[Web page and app entries]
Start of Block

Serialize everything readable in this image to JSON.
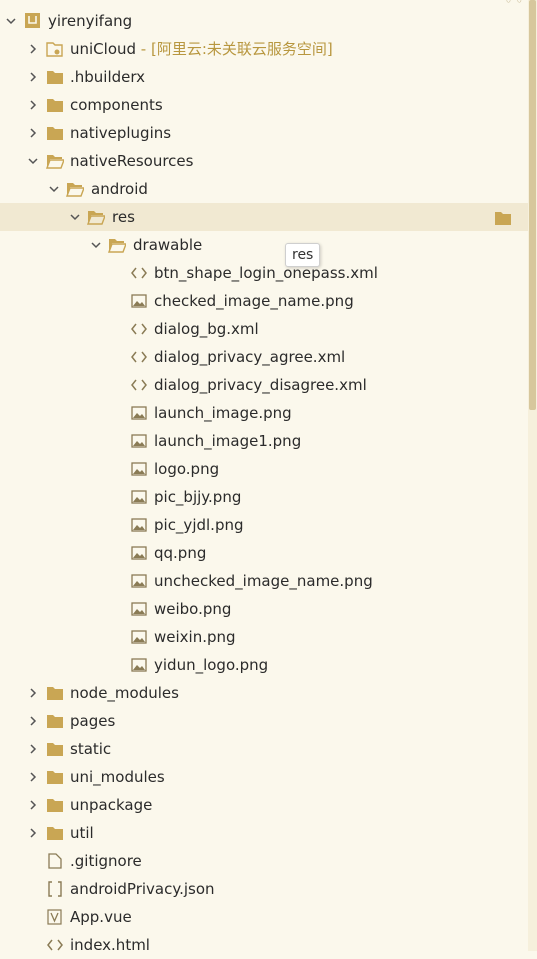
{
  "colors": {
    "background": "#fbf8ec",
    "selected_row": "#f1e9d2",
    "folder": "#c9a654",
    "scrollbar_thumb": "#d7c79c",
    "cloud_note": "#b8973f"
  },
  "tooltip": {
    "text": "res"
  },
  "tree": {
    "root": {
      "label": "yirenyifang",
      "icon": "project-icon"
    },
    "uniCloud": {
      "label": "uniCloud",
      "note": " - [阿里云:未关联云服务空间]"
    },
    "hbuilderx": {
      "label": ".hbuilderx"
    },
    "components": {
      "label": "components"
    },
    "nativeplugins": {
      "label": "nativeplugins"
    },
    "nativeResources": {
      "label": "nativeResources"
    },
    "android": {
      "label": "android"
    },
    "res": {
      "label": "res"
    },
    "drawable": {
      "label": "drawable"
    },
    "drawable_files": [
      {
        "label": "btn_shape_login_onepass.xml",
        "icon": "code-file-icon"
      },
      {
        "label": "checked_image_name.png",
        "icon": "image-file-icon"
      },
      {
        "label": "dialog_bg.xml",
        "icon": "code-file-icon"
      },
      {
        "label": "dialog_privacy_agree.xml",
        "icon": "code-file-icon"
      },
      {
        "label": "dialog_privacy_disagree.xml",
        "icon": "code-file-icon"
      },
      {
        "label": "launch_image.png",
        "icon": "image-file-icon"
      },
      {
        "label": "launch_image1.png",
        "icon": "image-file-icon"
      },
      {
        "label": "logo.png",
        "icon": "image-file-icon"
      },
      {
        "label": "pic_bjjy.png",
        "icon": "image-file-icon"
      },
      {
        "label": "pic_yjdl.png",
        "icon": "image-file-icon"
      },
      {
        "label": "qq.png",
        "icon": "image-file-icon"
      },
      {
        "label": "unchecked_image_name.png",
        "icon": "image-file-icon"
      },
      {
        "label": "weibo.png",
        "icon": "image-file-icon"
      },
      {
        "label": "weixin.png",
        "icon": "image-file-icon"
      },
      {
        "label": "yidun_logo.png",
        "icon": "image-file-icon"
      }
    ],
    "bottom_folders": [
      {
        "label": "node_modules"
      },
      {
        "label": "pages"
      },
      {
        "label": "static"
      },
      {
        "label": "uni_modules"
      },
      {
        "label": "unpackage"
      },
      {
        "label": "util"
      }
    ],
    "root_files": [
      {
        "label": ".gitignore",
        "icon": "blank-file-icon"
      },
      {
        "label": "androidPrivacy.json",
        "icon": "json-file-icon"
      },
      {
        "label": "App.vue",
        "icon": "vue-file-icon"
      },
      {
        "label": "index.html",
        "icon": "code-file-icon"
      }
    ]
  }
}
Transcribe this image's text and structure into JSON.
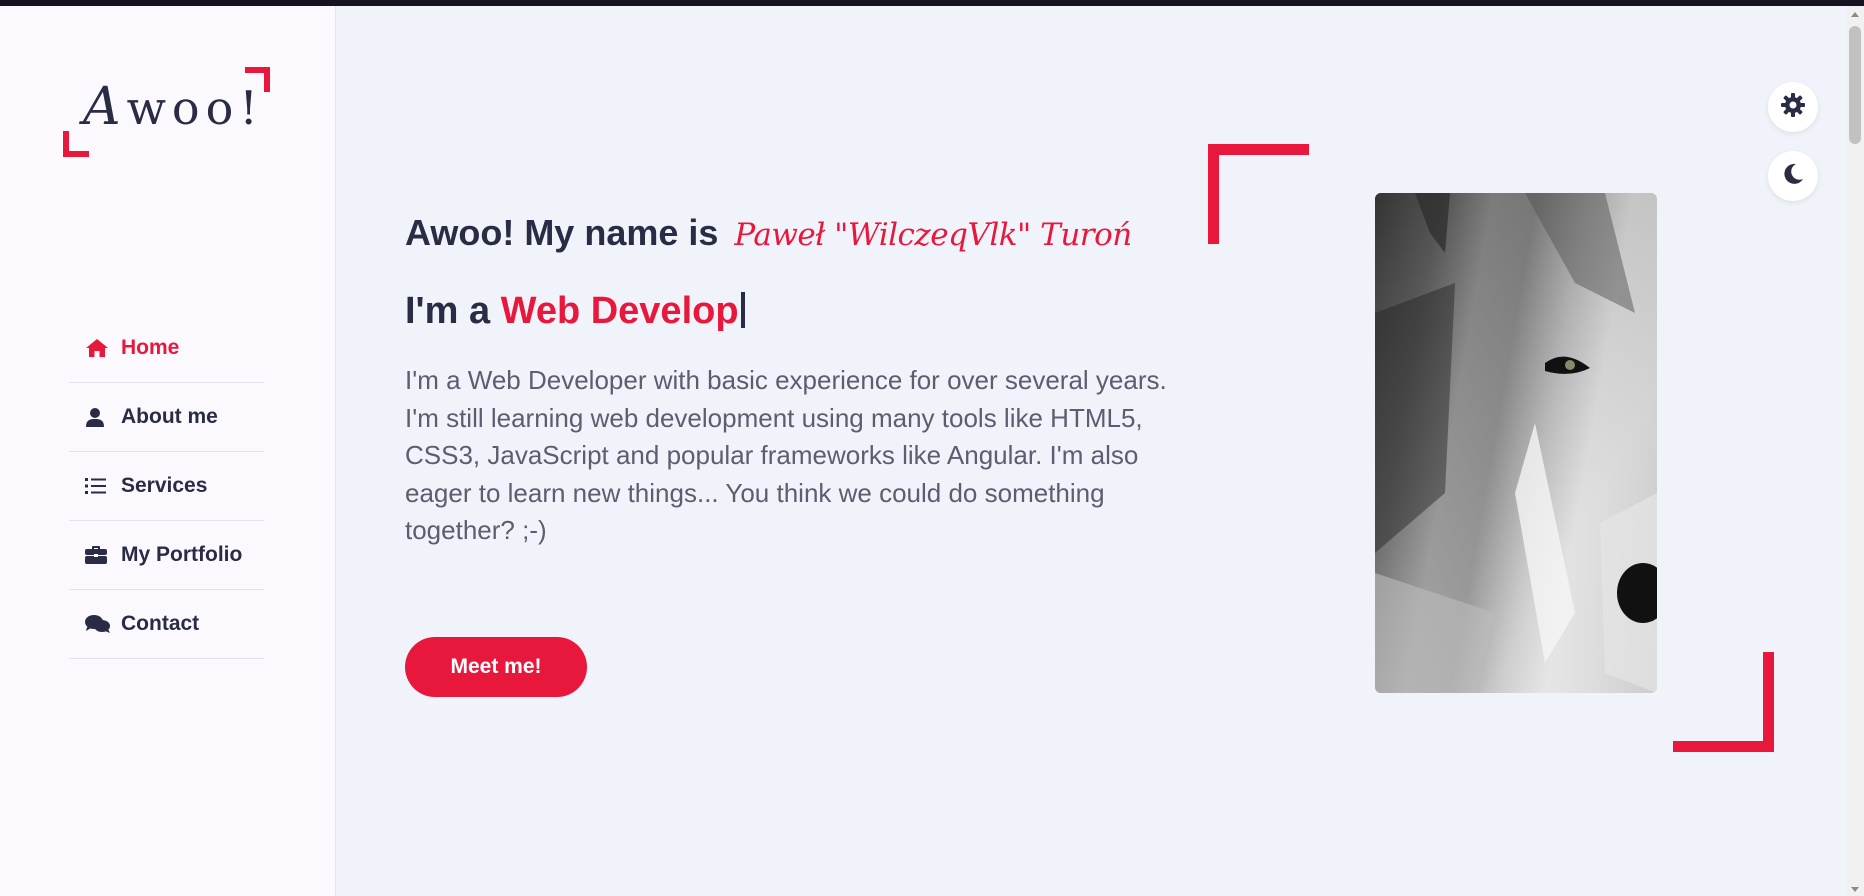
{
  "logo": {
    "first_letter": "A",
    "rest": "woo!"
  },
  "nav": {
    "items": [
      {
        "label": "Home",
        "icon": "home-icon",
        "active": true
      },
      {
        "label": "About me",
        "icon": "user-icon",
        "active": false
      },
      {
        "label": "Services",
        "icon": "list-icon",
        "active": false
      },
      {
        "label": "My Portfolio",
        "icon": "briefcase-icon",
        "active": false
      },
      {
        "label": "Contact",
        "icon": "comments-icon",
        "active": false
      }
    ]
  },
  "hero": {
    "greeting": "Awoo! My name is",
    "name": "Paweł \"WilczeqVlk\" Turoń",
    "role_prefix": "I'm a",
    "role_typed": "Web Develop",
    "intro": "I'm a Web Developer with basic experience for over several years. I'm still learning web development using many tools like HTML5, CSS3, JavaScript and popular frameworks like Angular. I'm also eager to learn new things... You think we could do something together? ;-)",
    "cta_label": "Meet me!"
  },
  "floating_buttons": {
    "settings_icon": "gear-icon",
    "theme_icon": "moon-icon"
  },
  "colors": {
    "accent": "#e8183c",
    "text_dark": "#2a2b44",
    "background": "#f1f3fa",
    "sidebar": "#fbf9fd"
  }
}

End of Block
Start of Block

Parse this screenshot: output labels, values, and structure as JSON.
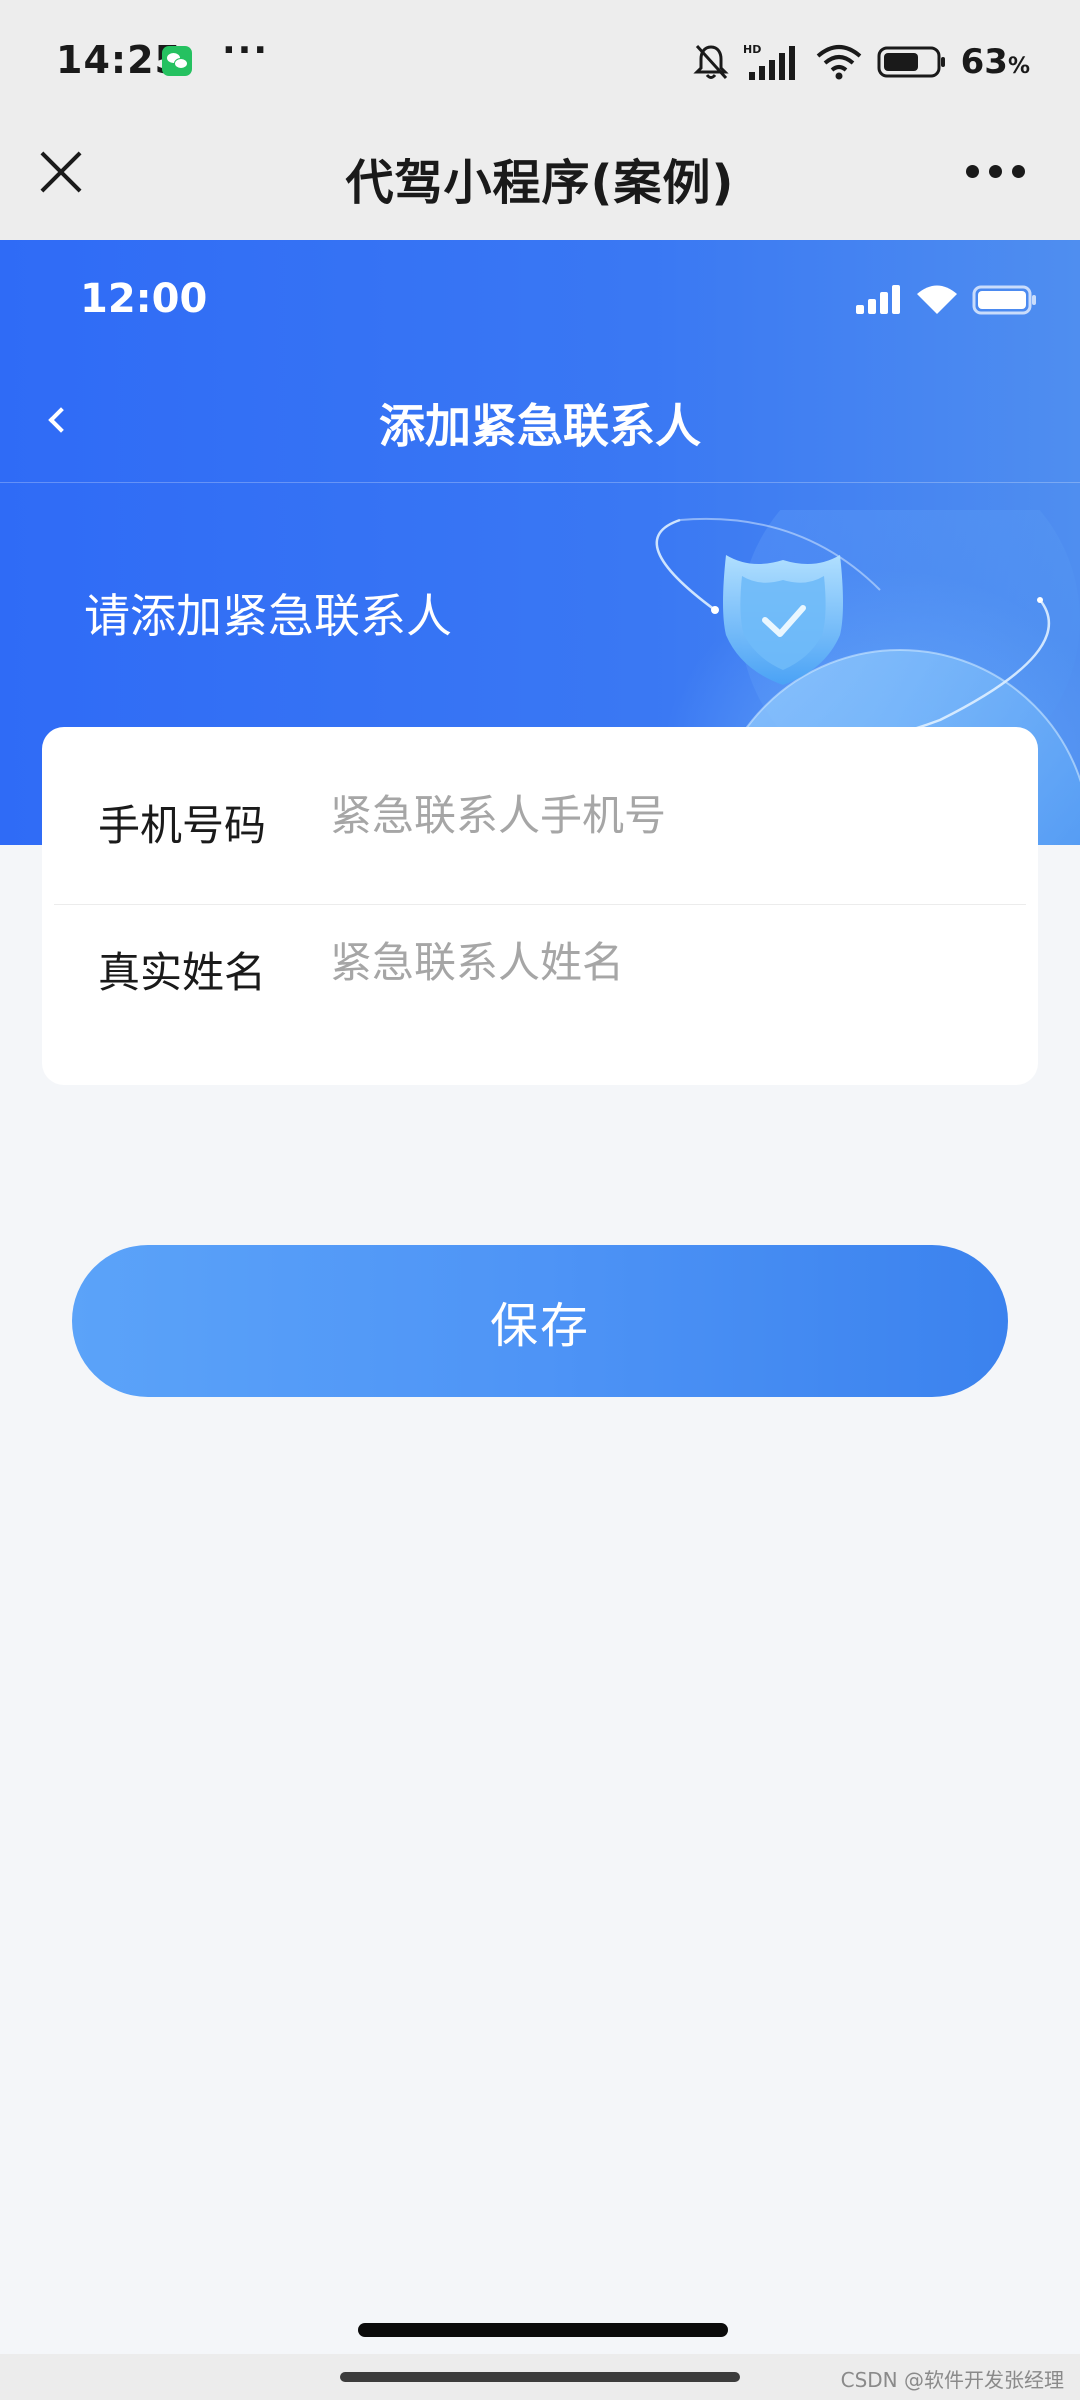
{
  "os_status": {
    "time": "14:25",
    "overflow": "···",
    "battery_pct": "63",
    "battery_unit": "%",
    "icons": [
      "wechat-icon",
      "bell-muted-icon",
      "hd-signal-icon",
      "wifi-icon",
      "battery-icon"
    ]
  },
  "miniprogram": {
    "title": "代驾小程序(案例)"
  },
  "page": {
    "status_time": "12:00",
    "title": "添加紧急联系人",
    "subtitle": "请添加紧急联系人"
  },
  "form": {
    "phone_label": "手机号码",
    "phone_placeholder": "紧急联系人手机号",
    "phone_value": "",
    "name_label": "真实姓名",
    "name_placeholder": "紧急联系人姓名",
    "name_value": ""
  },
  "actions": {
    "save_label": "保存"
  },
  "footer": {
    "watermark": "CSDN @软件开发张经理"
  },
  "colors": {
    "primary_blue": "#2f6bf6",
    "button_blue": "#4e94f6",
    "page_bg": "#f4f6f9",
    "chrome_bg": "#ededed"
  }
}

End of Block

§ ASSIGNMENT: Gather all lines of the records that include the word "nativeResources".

§ REPLY TO THE EXERCISE:
    "nativeResources": {
      "label": "nativeResources"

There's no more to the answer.